to be more receptive to conserva
tion. Armbrust acknowledges that older
farmers in his area tend to be reluc
tant practitioners of conservation.
But he sees hopeful signs, such as
the present practice of "minimum
tillage" and what he calls "evolving
cultural practices" that will benefit
conservation.
Although some conservation prac
tices such as terracing are expen
sive others are not. Conservationists
say strip-cropping, crop rotation and
contour farming or a combination of
these should pose little expense.
Residue management, the prac
tice of leaving after-harvest crop
residue on the ground surface as
opposed to tilling it under, is "no
cost at all," Jones says.
Public awareness
During the "Dust Bowl" period of
the 1930s, erosion captured the
public's attention. Public awareness
today may not be acute, say conser
vationists, but erosion costs are
well documented and cannot be
ignored.
Warns Max Schnepf, editor of
publications for the Soil Conserva
tion Service of America: "At some
point, even if it is not in the farmer's
lifetime, the land will lose all its
productivity."
"If we continue mining our soil,"
Armbrust says, "we are headed back
wards." The story was written in conjunc

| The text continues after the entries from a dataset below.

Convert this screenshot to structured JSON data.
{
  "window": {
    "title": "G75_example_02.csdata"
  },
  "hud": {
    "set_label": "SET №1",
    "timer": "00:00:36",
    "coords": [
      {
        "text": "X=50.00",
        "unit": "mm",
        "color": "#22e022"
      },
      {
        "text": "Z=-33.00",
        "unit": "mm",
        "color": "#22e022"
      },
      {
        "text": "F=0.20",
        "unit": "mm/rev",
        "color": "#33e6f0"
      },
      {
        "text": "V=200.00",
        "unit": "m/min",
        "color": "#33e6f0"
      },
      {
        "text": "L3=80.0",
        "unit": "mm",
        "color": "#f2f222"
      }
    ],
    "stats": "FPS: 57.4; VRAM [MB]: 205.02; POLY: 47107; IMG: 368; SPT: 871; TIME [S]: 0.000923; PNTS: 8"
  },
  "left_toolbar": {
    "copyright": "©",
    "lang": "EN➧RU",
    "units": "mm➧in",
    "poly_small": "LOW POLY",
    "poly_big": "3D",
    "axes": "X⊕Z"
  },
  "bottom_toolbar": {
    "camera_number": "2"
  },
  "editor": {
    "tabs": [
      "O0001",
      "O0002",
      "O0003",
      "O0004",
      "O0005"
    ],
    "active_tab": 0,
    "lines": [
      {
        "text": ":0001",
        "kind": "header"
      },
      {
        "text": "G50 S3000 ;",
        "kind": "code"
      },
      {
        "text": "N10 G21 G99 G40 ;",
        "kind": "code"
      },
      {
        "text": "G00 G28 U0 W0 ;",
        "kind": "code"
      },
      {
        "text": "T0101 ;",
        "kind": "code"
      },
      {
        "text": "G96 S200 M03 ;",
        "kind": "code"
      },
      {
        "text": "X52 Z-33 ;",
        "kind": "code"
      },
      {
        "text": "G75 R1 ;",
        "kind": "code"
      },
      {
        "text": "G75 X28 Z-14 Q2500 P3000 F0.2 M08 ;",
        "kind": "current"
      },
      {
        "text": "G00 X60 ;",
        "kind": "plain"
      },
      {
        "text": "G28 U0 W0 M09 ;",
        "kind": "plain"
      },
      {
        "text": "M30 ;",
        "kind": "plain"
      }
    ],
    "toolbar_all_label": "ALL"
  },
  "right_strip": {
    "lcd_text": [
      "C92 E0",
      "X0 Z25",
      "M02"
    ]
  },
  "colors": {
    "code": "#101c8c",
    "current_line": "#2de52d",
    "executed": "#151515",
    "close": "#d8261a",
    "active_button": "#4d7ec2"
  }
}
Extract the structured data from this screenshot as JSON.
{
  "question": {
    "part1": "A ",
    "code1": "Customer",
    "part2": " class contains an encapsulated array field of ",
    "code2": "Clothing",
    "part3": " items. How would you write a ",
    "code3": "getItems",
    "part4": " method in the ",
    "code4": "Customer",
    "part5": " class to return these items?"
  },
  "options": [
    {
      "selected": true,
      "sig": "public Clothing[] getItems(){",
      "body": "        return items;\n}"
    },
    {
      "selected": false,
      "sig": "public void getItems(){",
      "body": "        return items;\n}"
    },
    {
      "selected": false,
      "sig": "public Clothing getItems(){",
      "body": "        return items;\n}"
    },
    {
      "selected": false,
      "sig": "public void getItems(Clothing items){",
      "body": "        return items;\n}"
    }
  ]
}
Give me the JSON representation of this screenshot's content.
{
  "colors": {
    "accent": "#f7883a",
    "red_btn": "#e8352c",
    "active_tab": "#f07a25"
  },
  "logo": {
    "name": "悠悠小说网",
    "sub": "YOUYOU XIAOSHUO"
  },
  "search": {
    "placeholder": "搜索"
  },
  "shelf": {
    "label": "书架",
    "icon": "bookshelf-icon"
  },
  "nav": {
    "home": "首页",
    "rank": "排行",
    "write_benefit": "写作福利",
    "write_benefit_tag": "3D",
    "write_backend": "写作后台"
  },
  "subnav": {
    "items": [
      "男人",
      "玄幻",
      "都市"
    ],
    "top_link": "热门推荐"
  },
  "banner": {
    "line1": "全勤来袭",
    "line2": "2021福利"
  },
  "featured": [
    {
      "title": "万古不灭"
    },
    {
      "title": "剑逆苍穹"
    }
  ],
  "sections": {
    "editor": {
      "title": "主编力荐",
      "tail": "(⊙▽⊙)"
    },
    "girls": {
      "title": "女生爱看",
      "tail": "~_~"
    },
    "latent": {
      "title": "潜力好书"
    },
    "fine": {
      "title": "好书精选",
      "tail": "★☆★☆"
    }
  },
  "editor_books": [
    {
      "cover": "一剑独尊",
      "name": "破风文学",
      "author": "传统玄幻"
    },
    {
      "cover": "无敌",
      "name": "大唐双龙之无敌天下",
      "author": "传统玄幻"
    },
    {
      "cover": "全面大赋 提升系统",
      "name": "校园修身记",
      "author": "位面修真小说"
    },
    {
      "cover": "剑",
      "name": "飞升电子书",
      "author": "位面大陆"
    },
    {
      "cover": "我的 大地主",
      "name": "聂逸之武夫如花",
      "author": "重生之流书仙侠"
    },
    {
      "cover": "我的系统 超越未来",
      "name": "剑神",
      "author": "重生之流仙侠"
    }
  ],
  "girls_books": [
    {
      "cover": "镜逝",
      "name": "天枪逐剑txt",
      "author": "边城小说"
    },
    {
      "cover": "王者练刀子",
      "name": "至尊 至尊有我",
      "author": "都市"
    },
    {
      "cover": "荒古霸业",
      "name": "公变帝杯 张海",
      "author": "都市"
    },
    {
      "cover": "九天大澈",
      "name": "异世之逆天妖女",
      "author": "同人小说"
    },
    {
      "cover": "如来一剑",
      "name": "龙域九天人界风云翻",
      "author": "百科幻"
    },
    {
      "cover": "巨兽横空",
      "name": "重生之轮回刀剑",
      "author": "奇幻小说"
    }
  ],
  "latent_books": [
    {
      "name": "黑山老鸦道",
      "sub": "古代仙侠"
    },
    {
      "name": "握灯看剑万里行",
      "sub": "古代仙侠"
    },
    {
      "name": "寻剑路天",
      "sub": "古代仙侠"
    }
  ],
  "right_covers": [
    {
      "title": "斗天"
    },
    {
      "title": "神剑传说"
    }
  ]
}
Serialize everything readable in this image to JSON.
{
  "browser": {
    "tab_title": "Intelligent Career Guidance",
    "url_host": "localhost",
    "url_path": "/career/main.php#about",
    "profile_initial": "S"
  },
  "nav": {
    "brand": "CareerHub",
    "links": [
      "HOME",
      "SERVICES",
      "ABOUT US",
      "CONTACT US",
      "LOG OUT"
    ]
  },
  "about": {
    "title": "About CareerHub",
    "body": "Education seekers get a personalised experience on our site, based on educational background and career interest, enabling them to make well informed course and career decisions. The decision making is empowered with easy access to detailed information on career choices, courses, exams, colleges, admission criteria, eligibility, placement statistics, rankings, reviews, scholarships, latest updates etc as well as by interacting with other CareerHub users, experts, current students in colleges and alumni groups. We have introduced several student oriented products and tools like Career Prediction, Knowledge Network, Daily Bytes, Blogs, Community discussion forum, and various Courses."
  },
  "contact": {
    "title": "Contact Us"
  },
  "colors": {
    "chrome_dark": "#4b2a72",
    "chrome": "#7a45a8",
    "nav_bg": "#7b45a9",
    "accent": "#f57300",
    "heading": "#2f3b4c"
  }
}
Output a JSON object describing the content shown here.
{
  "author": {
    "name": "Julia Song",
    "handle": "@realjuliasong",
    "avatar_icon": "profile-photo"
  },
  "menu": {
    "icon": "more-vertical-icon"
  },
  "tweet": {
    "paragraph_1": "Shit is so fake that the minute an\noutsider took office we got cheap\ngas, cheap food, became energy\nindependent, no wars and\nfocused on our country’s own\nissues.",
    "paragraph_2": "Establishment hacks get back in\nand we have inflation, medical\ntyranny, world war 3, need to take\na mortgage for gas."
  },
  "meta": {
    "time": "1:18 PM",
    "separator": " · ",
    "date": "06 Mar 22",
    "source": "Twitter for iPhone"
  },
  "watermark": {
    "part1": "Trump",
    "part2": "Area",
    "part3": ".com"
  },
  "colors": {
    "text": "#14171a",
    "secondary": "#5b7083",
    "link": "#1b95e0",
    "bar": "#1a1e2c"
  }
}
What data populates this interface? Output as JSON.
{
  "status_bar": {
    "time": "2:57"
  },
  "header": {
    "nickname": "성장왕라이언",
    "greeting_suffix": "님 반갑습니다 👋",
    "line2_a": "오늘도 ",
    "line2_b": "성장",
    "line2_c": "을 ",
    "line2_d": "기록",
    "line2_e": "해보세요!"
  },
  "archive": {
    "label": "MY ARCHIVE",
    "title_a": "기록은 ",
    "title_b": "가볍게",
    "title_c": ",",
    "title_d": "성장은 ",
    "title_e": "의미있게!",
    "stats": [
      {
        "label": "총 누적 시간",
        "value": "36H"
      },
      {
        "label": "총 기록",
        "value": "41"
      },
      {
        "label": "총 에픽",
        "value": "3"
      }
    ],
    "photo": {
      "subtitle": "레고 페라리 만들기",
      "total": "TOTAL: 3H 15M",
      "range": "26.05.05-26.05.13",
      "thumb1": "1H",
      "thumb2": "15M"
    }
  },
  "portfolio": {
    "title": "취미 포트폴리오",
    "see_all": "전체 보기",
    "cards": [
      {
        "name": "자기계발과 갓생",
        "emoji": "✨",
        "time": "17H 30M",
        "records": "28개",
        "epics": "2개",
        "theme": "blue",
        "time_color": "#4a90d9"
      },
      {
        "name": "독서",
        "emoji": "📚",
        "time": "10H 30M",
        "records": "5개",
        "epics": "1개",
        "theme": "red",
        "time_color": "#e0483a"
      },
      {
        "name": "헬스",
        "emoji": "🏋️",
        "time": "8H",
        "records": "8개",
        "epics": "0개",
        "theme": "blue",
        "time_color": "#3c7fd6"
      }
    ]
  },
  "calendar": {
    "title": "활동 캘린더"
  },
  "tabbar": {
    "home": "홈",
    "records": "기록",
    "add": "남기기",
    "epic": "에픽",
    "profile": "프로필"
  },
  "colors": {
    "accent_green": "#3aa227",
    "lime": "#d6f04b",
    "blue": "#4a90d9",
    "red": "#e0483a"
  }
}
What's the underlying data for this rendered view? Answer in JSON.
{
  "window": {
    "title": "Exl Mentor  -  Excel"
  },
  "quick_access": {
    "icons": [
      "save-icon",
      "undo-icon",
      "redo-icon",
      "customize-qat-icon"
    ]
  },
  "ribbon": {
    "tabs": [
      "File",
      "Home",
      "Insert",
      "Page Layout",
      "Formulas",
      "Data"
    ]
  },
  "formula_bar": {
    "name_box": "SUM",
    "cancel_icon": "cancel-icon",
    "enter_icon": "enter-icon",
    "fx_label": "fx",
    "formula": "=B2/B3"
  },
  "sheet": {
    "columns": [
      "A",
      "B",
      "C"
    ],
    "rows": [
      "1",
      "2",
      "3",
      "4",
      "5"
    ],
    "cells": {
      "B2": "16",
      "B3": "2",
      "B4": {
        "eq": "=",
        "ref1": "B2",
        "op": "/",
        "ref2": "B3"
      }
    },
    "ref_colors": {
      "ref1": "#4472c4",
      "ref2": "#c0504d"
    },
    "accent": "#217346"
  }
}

tion with the I'NL College of Jour
nalism's depth reporting class taught
by Al Pagel, Gannett professional
lecturer.